Once the shine of the young players wore off, there wasn’t a whole lot to be excited about. The Cubs offense was held in check most of the way, which meant that a mostly good Jon Lester start resulted in a loss. The highlight of the day ties back into the young guys mentioned before. Ian Happ looked like he had his first major league hit on a ball that squeaked through the infield in the fifth inning, but it was ruled an error on the first baseman. That error, however, set up the ability for Happ to hit a home run as his first major league hit. His home run seemed like it might be pivotal, bringing the Cubs within just a couple runs. Instead, the Cardinals bullpen was able to shut down any further threat.

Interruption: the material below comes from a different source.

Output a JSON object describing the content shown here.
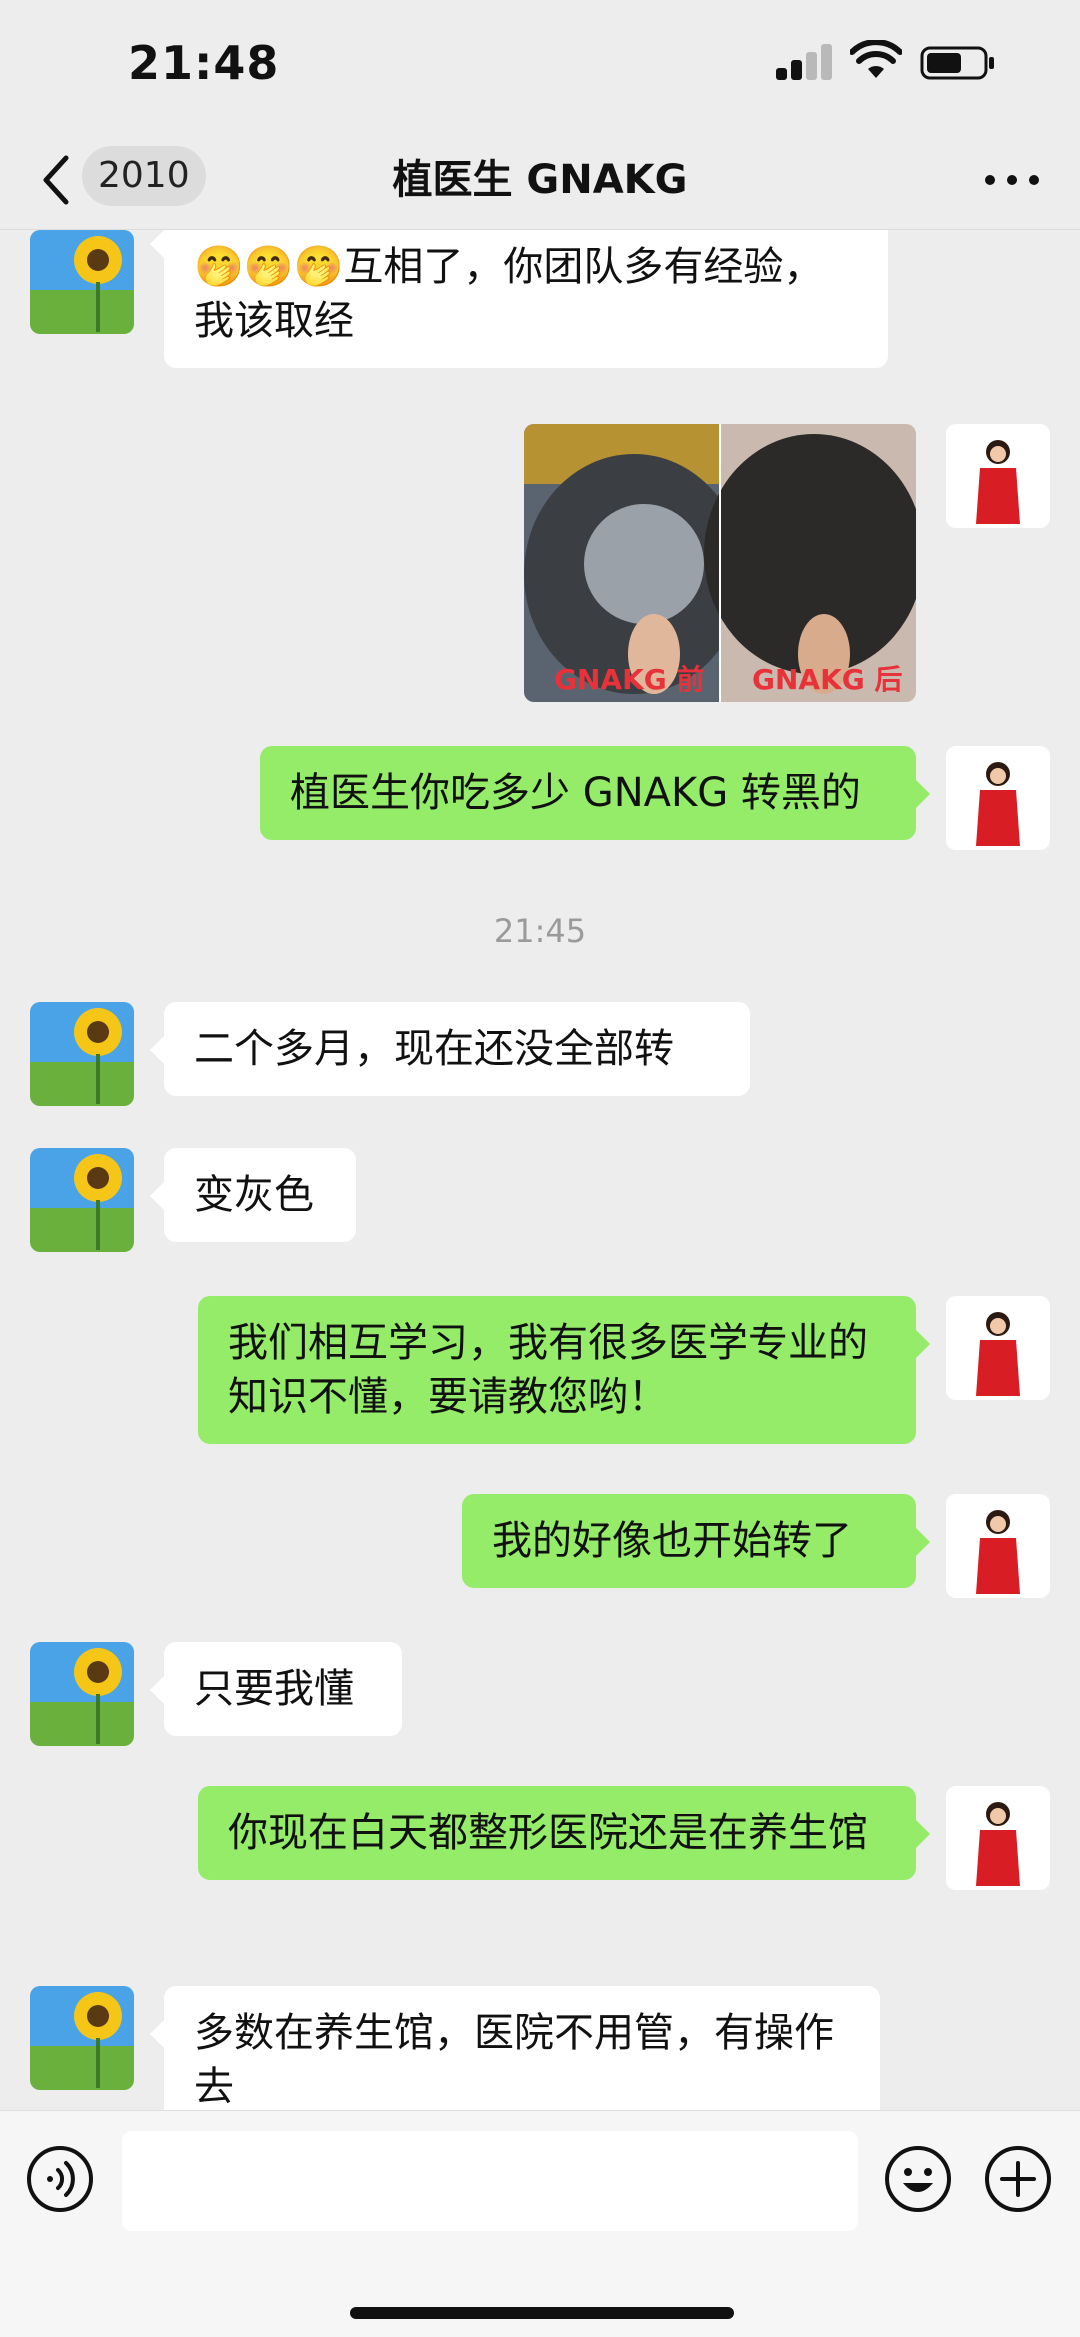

Stadium splits or splits against certain teams can be really wonky. Often they don’t really represent what we think they do. They usually occur in small sample sizes. Going into the game, Jon Lester was 2-0 with a 1.00 ERA in 27 innings pitched at Busch Stadium. That’s pretty good! As interesting as that may be to fans (or perhaps not interesting at all), it essentially means nothing.
Lester has pitched well in other ballparks all around the league. You might not believe this, but Jon Lester is a good pitcher. In a small sample, it’s pretty easy to find times when he’s performed really, really well. That has been the case for Lester at Busch Stadium. It’s random variation for a pitcher who has pitched well for pretty much his entire career.

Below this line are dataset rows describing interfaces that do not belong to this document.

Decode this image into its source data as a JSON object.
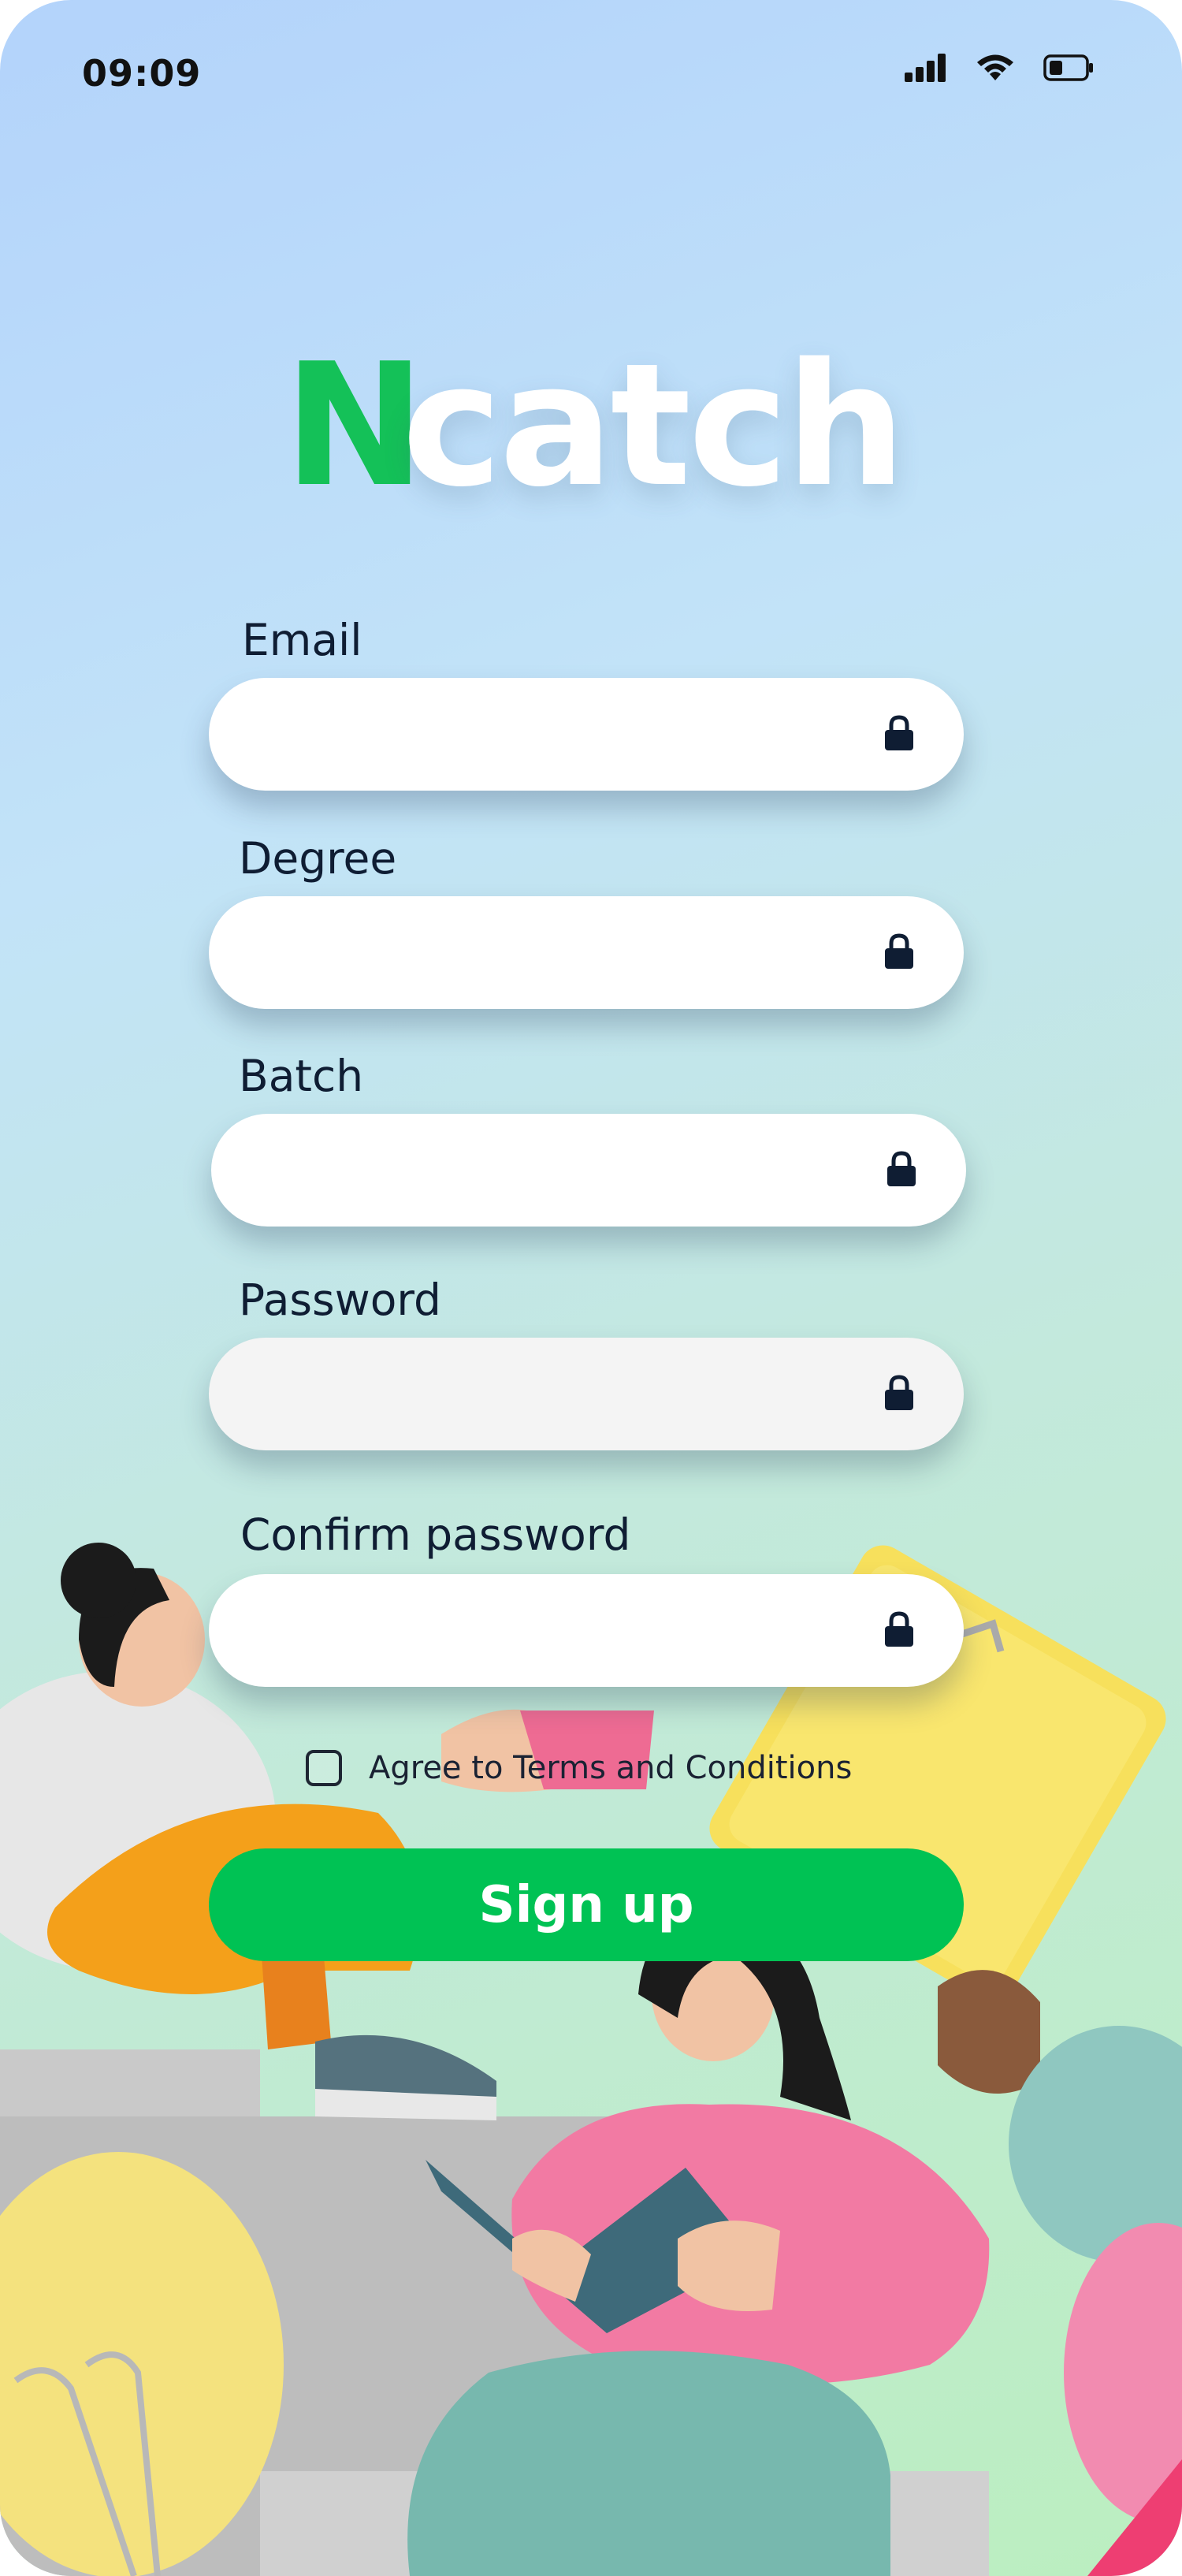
{
  "status_bar": {
    "time": "09:09",
    "icons": [
      "signal-icon",
      "wifi-icon",
      "battery-icon"
    ]
  },
  "brand": {
    "logo_first": "N",
    "logo_rest": "catch",
    "accent_color": "#14c158"
  },
  "form": {
    "fields": [
      {
        "label": "Email",
        "value": "",
        "icon": "lock-icon"
      },
      {
        "label": "Degree",
        "value": "",
        "icon": "lock-icon"
      },
      {
        "label": "Batch",
        "value": "",
        "icon": "lock-icon"
      },
      {
        "label": "Password",
        "value": "",
        "icon": "lock-icon"
      },
      {
        "label": "Confirm password",
        "value": "",
        "icon": "lock-icon"
      }
    ],
    "terms_label": "Agree to Terms and Conditions",
    "terms_checked": false,
    "submit_label": "Sign up",
    "submit_color": "#00c254"
  }
}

He had given up just three runs total in his previous trips to Busch Stadium during the regular season. On Saturday, he gave up four earned runs on six hits. He was able to strikeout nine batters, but the four walks and six hits really sunk him. Was he “due” for this loss because his numbers had been so exceptionally good up until today? Absolutely not. He had a below average start against a Cardinals team that pounced on any and all opportunities they had to score, including a squeeze play to get their first run of the day.
Surely it would’ve been fun and cool for Lester to continue his dominance in Busch Stadium, especially because it implies that he is getting wins against a division rival Cardinals team. However, random variation doesn’t work that way. The Cubs offense couldn’t pick up Lester after a good but not great start, so the Cubs lost the game.

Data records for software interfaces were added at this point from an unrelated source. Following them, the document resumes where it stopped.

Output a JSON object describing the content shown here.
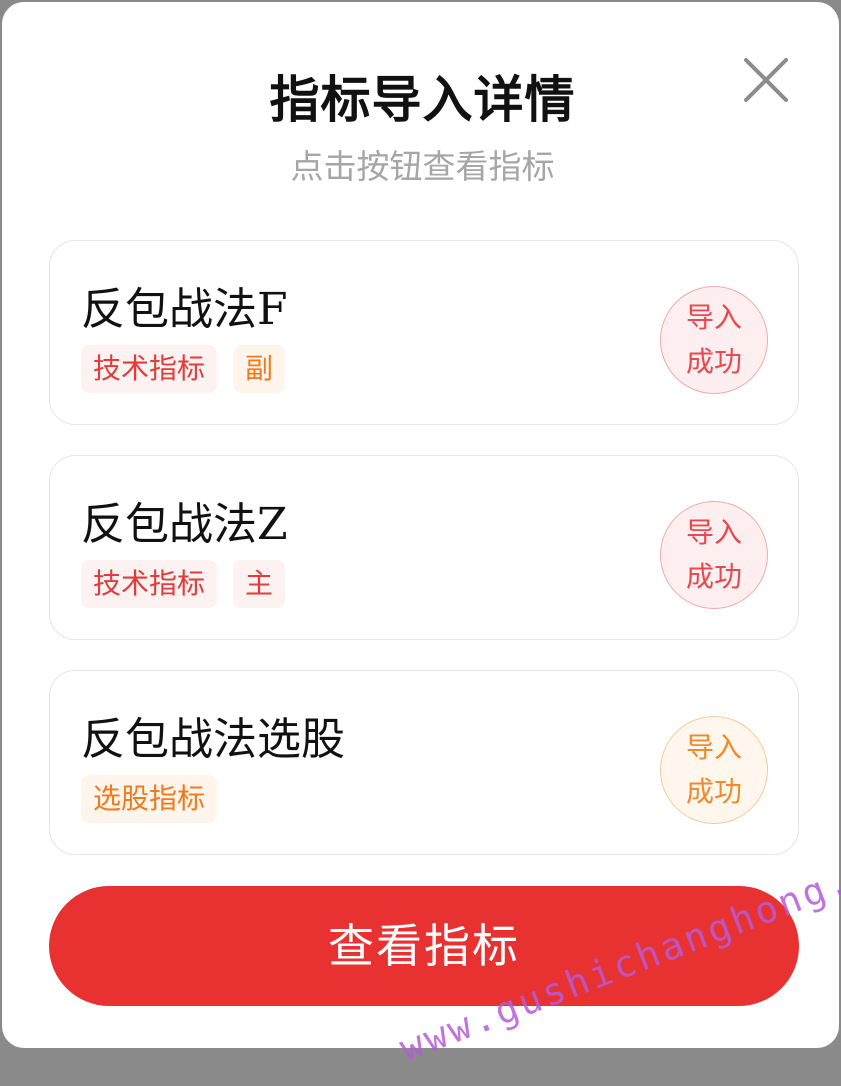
{
  "dialog": {
    "title": "指标导入详情",
    "subtitle": "点击按钮查看指标",
    "close_icon": "close-icon"
  },
  "indicators": [
    {
      "name": "反包战法F",
      "tags": [
        {
          "label": "技术指标",
          "color": "#e33a3a"
        },
        {
          "label": "副",
          "color": "#f07a1c"
        }
      ],
      "status": {
        "line1": "导入",
        "line2": "成功",
        "color": "#e6494f"
      }
    },
    {
      "name": "反包战法Z",
      "tags": [
        {
          "label": "技术指标",
          "color": "#e33a3a"
        },
        {
          "label": "主",
          "color": "#e33a3a"
        }
      ],
      "status": {
        "line1": "导入",
        "line2": "成功",
        "color": "#e6494f"
      }
    },
    {
      "name": "反包战法选股",
      "tags": [
        {
          "label": "选股指标",
          "color": "#f07a1c"
        }
      ],
      "status": {
        "line1": "导入",
        "line2": "成功",
        "color": "#f08a2a"
      }
    }
  ],
  "primary_button": {
    "label": "查看指标",
    "color": "#e83131"
  },
  "watermark": "www.gushichanghong.com"
}
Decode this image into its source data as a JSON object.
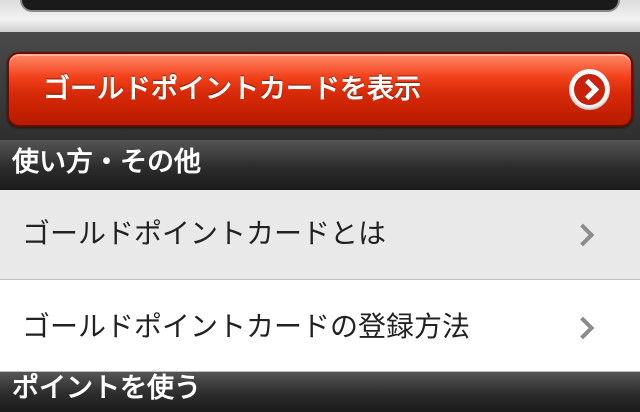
{
  "header": {
    "show_card_button_label": "ゴールドポイントカードを表示"
  },
  "sections": [
    {
      "title": "使い方・その他",
      "items": [
        {
          "label": "ゴールドポイントカードとは"
        },
        {
          "label": "ゴールドポイントカードの登録方法"
        }
      ]
    },
    {
      "title": "ポイントを使う"
    }
  ],
  "colors": {
    "button_red": "#d72a08",
    "section_header": "#2c2c2c",
    "row_alt": "#e9e9e9"
  }
}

Top WPA Play (+.120): Jon Lester’s double to center, scoring Javier Baez.
Lester was just inches away from the first home run of his career. He totally thought he got all of the ball and knocked it out of the park, as he pimped the hit just the tiniest amount with a nice bat drop. It was pretty, but in the end it was disappointing when it simply smacked off the wall. It gave the Cubs a 1-0 lead that quickly vanished.
Bottom WPA Play (-.143): Anthony Rizzo grounded into a double play, stranding a runner at third.
At the time, the Cubs were within just two runs of the Cardinals. Rizzo represented the go-ahead run at the plate with just a single out. Instead of picking up an RBI, he grounded into an inning-ending double play. Sounds pretty normal, right?
But wait! Rizzo was called out because of the slide rule as Happ slid through the bag at second. Happ pretty clearly went beyond the bag, but it didn’t appear as though the Cardinals had any shot at getting Rizzo out at first. Happ broke the letter of the rule, but the spirit of the rule seems wrong when it calls out a runner that never would have been out under any circumstances. Naturally, Cubs fans were upset while the Cardinals were perfectly happy to benefit from a probably right but still annoying call.
Lead photo courtesy Mark. J. Rebilas—USA Today Sports